## [What this task involves]
Count the lines in the entries that contain the string "Others". State nothing but the number.

## [Website and app data records]

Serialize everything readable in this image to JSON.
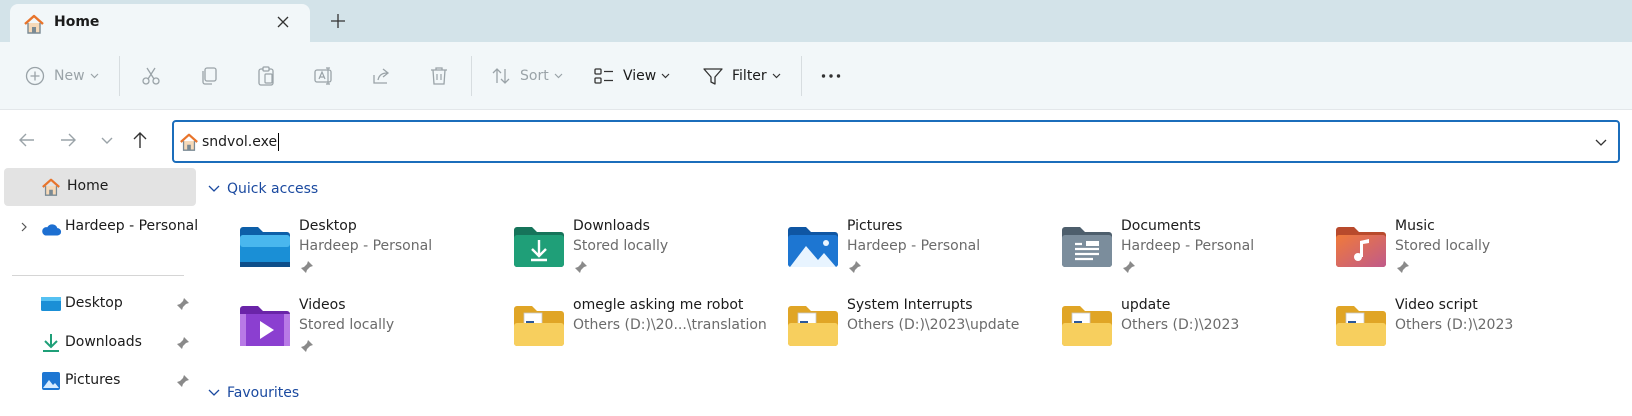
{
  "tab": {
    "title": "Home",
    "home_icon": "home-icon",
    "close_icon": "close-icon",
    "new_tab_icon": "plus-icon"
  },
  "toolbar": {
    "new_label": "New",
    "sort_label": "Sort",
    "view_label": "View",
    "filter_label": "Filter"
  },
  "address": {
    "value": "sndvol.exe"
  },
  "sidebar": {
    "items": [
      {
        "label": "Home"
      },
      {
        "label": "Hardeep - Personal"
      },
      {
        "label": "Desktop"
      },
      {
        "label": "Downloads"
      },
      {
        "label": "Pictures"
      }
    ]
  },
  "quick_access": {
    "header": "Quick access",
    "items": [
      {
        "title": "Desktop",
        "subtitle": "Hardeep - Personal",
        "icon": "desktop-folder-icon",
        "color": "#1a8fd6"
      },
      {
        "title": "Downloads",
        "subtitle": "Stored locally",
        "icon": "downloads-folder-icon",
        "color": "#1f9f78"
      },
      {
        "title": "Pictures",
        "subtitle": "Hardeep - Personal",
        "icon": "pictures-folder-icon",
        "color": "#1d76d2"
      },
      {
        "title": "Documents",
        "subtitle": "Hardeep - Personal",
        "icon": "documents-folder-icon",
        "color": "#6f8191"
      },
      {
        "title": "Music",
        "subtitle": "Stored locally",
        "icon": "music-folder-icon",
        "color": "#e2673f"
      },
      {
        "title": "Videos",
        "subtitle": "Stored locally",
        "icon": "videos-folder-icon",
        "color": "#8b3fd0"
      },
      {
        "title": "omegle asking me robot",
        "subtitle": "Others (D:)\\20...\\translation",
        "icon": "folder-icon",
        "color": "#f3c24c"
      },
      {
        "title": "System Interrupts",
        "subtitle": "Others (D:)\\2023\\update",
        "icon": "folder-icon",
        "color": "#f3c24c"
      },
      {
        "title": "update",
        "subtitle": "Others (D:)\\2023",
        "icon": "folder-icon",
        "color": "#f3c24c"
      },
      {
        "title": "Video script",
        "subtitle": "Others (D:)\\2023",
        "icon": "folder-icon",
        "color": "#f3c24c"
      }
    ]
  },
  "favourites": {
    "header": "Favourites"
  }
}
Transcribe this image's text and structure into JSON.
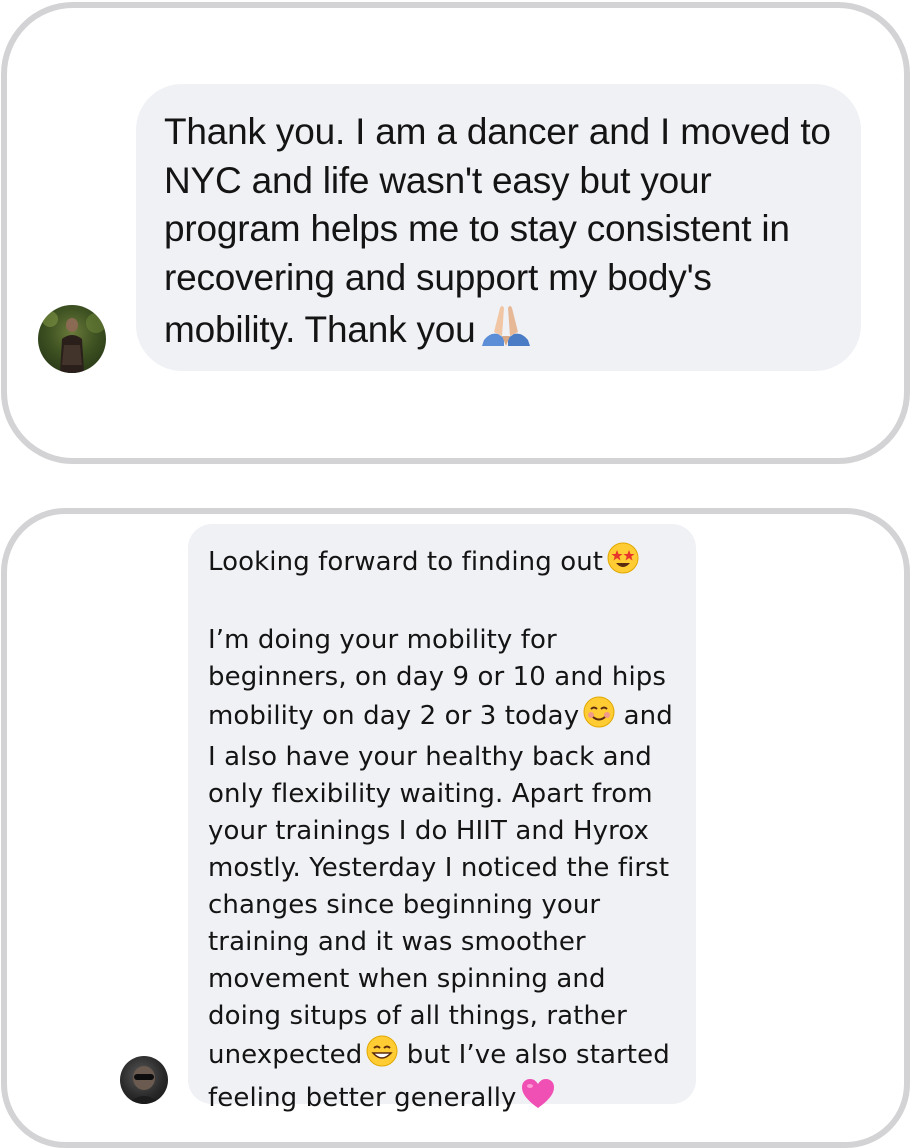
{
  "messages": [
    {
      "text": "Thank you. I am a dancer and I moved to NYC and life wasn't easy but your program helps me to stay consistent in recovering and support my body's mobility. Thank you",
      "emoji_end": "praying-hands"
    },
    {
      "line_1": "Looking forward to finding out",
      "line_1_emoji": "star-struck",
      "paragraph_2": "I’m doing your mobility for beginners, on day 9 or 10 and hips mobility on day 2 or 3 today",
      "paragraph_2_emoji": "smiling-face",
      "paragraph_2_cont": "and I also have your healthy back and only flexibility waiting. Apart from your trainings I do HIIT and Hyrox mostly. Yesterday I noticed the first changes since beginning your training and it was smoother movement when spinning and doing situps of all things, rather unexpected",
      "paragraph_2_emoji_2": "grinning-face",
      "paragraph_2_end": "but I’ve also started feeling better generally",
      "paragraph_2_emoji_3": "pink-heart"
    }
  ],
  "colors": {
    "bubble_bg": "#f0f1f5",
    "card_border": "#d3d3d5",
    "text": "#141414"
  }
}
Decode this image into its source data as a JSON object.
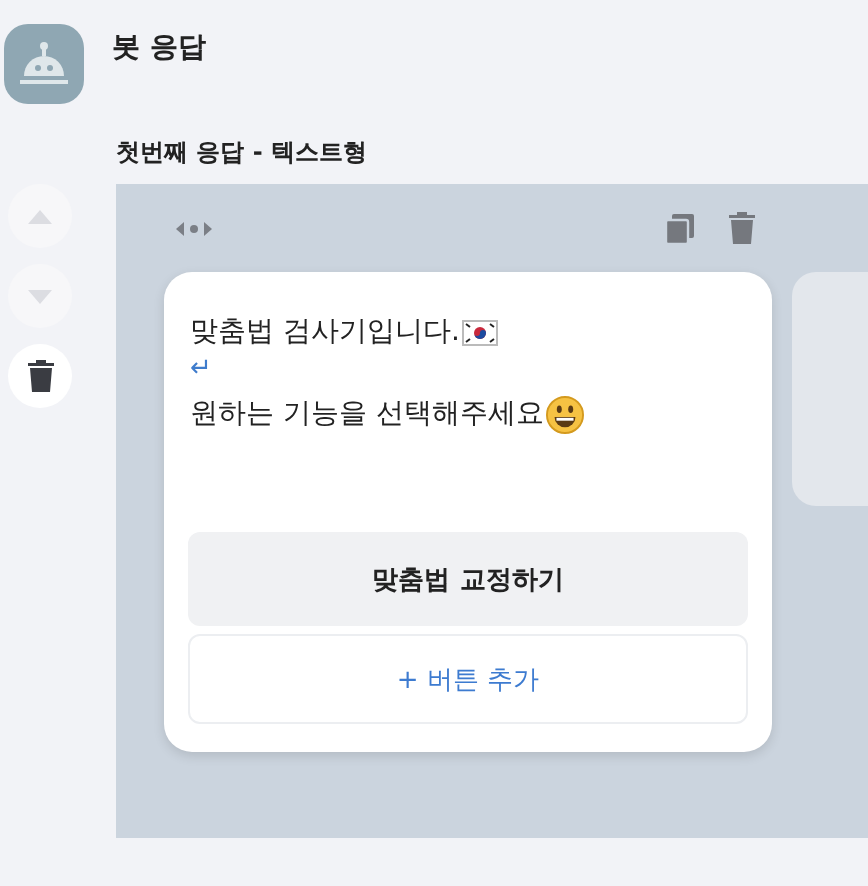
{
  "header": {
    "title": "봇 응답"
  },
  "response": {
    "title": "첫번째 응답 - 텍스트형"
  },
  "side_controls": [
    {
      "kind": "up",
      "disabled": true
    },
    {
      "kind": "down",
      "disabled": true
    },
    {
      "kind": "delete",
      "disabled": false
    }
  ],
  "card": {
    "lines": [
      {
        "kind": "flag-text",
        "text": "맞춤법 검사기입니다."
      },
      {
        "kind": "break",
        "text": "↵"
      },
      {
        "kind": "smiley-text",
        "text": "원하는 기능을 선택해주세요"
      }
    ],
    "buttons": [
      {
        "kind": "action",
        "label": "맞춤법 교정하기"
      },
      {
        "kind": "add",
        "label": "+ 버튼 추가"
      }
    ]
  }
}
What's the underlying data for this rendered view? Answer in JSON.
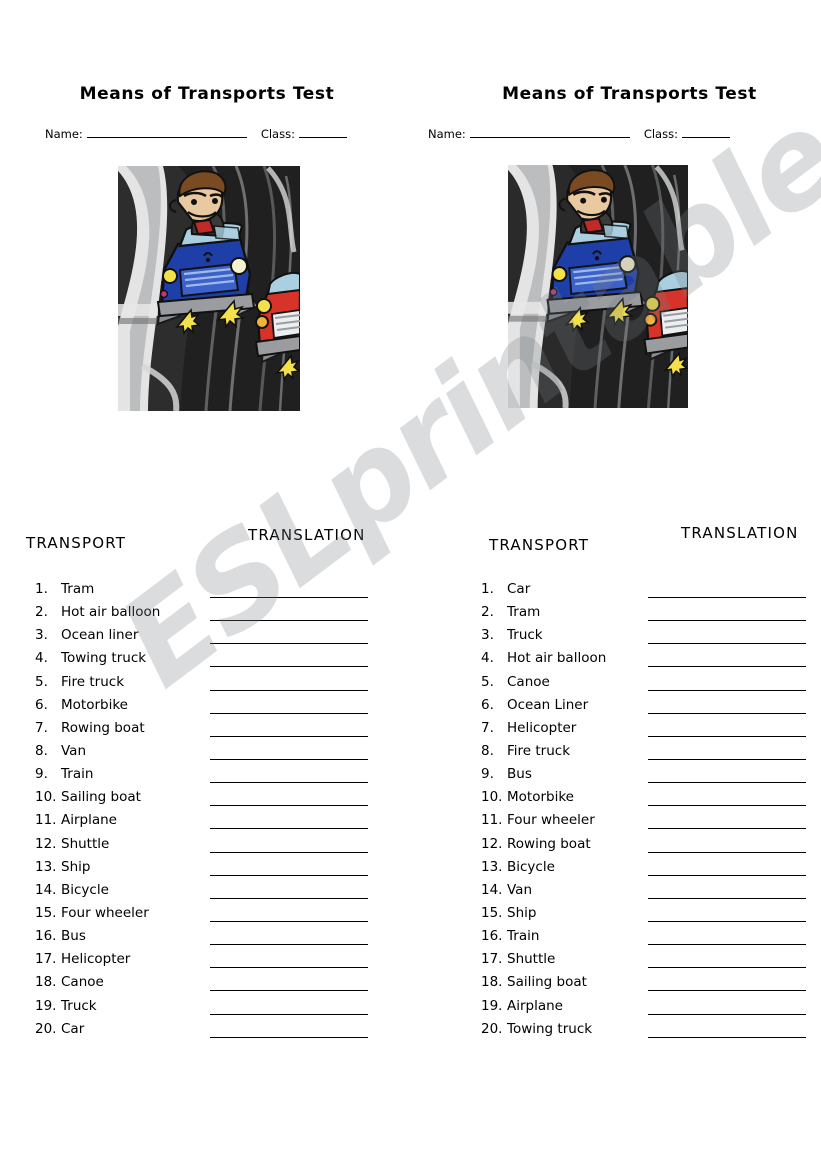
{
  "document": {
    "watermark": "ESLprintables.com",
    "title": "Means of Transports Test"
  },
  "worksheet_left": {
    "title": "Means of Transports Test",
    "name_label": "Name:",
    "name_value": "",
    "class_label": "Class:",
    "class_value": "",
    "image_caption": "cartoon-man-driving-blue-car-on-highway-with-red-truck",
    "header_transport": "TRANSPORT",
    "header_translation": "TRANSLATION",
    "items": [
      {
        "number": "1.",
        "term": "Tram",
        "translation": ""
      },
      {
        "number": "2.",
        "term": "Hot air balloon",
        "translation": ""
      },
      {
        "number": "3.",
        "term": "Ocean liner",
        "translation": ""
      },
      {
        "number": "4.",
        "term": "Towing truck",
        "translation": ""
      },
      {
        "number": "5.",
        "term": "Fire truck",
        "translation": ""
      },
      {
        "number": "6.",
        "term": "Motorbike",
        "translation": ""
      },
      {
        "number": "7.",
        "term": "Rowing boat",
        "translation": ""
      },
      {
        "number": "8.",
        "term": "Van",
        "translation": ""
      },
      {
        "number": "9.",
        "term": "Train",
        "translation": ""
      },
      {
        "number": "10.",
        "term": "Sailing boat",
        "translation": ""
      },
      {
        "number": "11.",
        "term": "Airplane",
        "translation": ""
      },
      {
        "number": "12.",
        "term": "Shuttle",
        "translation": ""
      },
      {
        "number": "13.",
        "term": "Ship",
        "translation": ""
      },
      {
        "number": "14.",
        "term": "Bicycle",
        "translation": ""
      },
      {
        "number": "15.",
        "term": "Four wheeler",
        "translation": ""
      },
      {
        "number": "16.",
        "term": "Bus",
        "translation": ""
      },
      {
        "number": "17.",
        "term": "Helicopter",
        "translation": ""
      },
      {
        "number": "18.",
        "term": "Canoe",
        "translation": ""
      },
      {
        "number": "19.",
        "term": "Truck",
        "translation": ""
      },
      {
        "number": "20.",
        "term": "Car",
        "translation": ""
      }
    ]
  },
  "worksheet_right": {
    "title": "Means of Transports Test",
    "name_label": "Name:",
    "name_value": "",
    "class_label": "Class:",
    "class_value": "",
    "image_caption": "cartoon-man-driving-blue-car-on-highway-with-red-truck",
    "header_transport": "TRANSPORT",
    "header_translation": "TRANSLATION",
    "items": [
      {
        "number": "1.",
        "term": "Car",
        "translation": ""
      },
      {
        "number": "2.",
        "term": "Tram",
        "translation": ""
      },
      {
        "number": "3.",
        "term": "Truck",
        "translation": ""
      },
      {
        "number": "4.",
        "term": "Hot air balloon",
        "translation": ""
      },
      {
        "number": "5.",
        "term": "Canoe",
        "translation": ""
      },
      {
        "number": "6.",
        "term": "Ocean Liner",
        "translation": ""
      },
      {
        "number": "7.",
        "term": "Helicopter",
        "translation": ""
      },
      {
        "number": "8.",
        "term": "Fire truck",
        "translation": ""
      },
      {
        "number": "9.",
        "term": "Bus",
        "translation": ""
      },
      {
        "number": "10.",
        "term": "Motorbike",
        "translation": ""
      },
      {
        "number": "11.",
        "term": "Four wheeler",
        "translation": ""
      },
      {
        "number": "12.",
        "term": "Rowing boat",
        "translation": ""
      },
      {
        "number": "13.",
        "term": "Bicycle",
        "translation": ""
      },
      {
        "number": "14.",
        "term": "Van",
        "translation": ""
      },
      {
        "number": "15.",
        "term": "Ship",
        "translation": ""
      },
      {
        "number": "16.",
        "term": "Train",
        "translation": ""
      },
      {
        "number": "17.",
        "term": "Shuttle",
        "translation": ""
      },
      {
        "number": "18.",
        "term": "Sailing boat",
        "translation": ""
      },
      {
        "number": "19.",
        "term": "Airplane",
        "translation": ""
      },
      {
        "number": "20.",
        "term": "Towing truck",
        "translation": ""
      }
    ]
  },
  "colors": {
    "page_background": "#ffffff",
    "text": "#000000",
    "watermark": "#c8cacd",
    "car_blue": "#1f3fa8",
    "car_blue_light": "#2f56c6",
    "car_red": "#d8332a",
    "road_dark": "#262626",
    "road_gray": "#8d8f91",
    "skin": "#e8c9a0",
    "hair_brown": "#7a4a22",
    "shirt_red": "#c02a28",
    "headlight_yellow": "#f3e04a",
    "bumper_gray": "#9a9ca0"
  }
}
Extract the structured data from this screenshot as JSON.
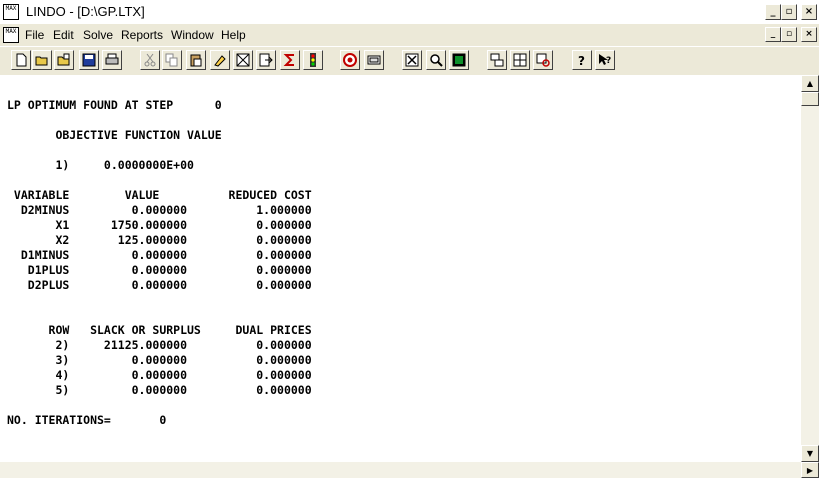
{
  "window": {
    "title": "LINDO - [D:\\GP.LTX]",
    "app_icon_text": "MAX",
    "minimize_label": "_",
    "restore_label": "▫",
    "close_label": "×"
  },
  "menu": {
    "doc_icon_text": "MAX",
    "items": [
      "File",
      "Edit",
      "Solve",
      "Reports",
      "Window",
      "Help"
    ],
    "minimize_label": "_",
    "restore_label": "▫",
    "close_label": "×"
  },
  "toolbar": {
    "icons": [
      "new-file-icon",
      "open-file-icon",
      "open-view-icon",
      "save-icon",
      "print-icon",
      "cut-icon",
      "copy-icon",
      "paste-icon",
      "paint-icon",
      "clear-icon",
      "go-to-icon",
      "sum-icon",
      "traffic-light-icon",
      "target-icon",
      "options-icon",
      "close-all-icon",
      "zoom-icon",
      "picture-icon",
      "tile-icon",
      "cascade-icon",
      "arrange-icon",
      "help-icon",
      "context-help-icon"
    ]
  },
  "report": {
    "lines": [
      "LP OPTIMUM FOUND AT STEP      0",
      "",
      "       OBJECTIVE FUNCTION VALUE",
      "",
      "       1)     0.0000000E+00",
      "",
      " VARIABLE        VALUE          REDUCED COST",
      "  D2MINUS         0.000000          1.000000",
      "       X1      1750.000000          0.000000",
      "       X2       125.000000          0.000000",
      "  D1MINUS         0.000000          0.000000",
      "   D1PLUS         0.000000          0.000000",
      "   D2PLUS         0.000000          0.000000",
      "",
      "",
      "      ROW   SLACK OR SURPLUS     DUAL PRICES",
      "       2)     21125.000000          0.000000",
      "       3)         0.000000          0.000000",
      "       4)         0.000000          0.000000",
      "       5)         0.000000          0.000000",
      "",
      "NO. ITERATIONS=       0"
    ]
  },
  "scrollbar": {
    "up_label": "▲",
    "down_label": "▼",
    "right_label": "▶"
  }
}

## [Task response]
4